→ DIRECTIONS FOR THIS TASK: Your answer should show every line of the material below that includes "icon".

============

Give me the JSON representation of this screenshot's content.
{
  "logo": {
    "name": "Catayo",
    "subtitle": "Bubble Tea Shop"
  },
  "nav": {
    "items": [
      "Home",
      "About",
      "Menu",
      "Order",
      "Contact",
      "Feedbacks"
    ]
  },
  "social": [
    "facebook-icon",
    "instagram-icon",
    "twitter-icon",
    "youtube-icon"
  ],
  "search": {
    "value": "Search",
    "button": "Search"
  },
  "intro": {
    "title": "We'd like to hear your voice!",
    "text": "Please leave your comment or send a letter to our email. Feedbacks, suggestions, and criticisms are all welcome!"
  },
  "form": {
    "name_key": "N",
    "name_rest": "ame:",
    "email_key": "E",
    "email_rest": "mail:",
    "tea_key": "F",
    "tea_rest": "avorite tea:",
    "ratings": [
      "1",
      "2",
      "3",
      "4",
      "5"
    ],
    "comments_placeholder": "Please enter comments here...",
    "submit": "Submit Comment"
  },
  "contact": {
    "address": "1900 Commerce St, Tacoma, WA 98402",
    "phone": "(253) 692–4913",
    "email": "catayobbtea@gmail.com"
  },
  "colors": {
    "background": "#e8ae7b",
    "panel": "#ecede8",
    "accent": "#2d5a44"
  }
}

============

→ ANSWER FOR THE TASK:
    "facebook-icon",
    "instagram-icon",
    "twitter-icon",
    "youtube-icon"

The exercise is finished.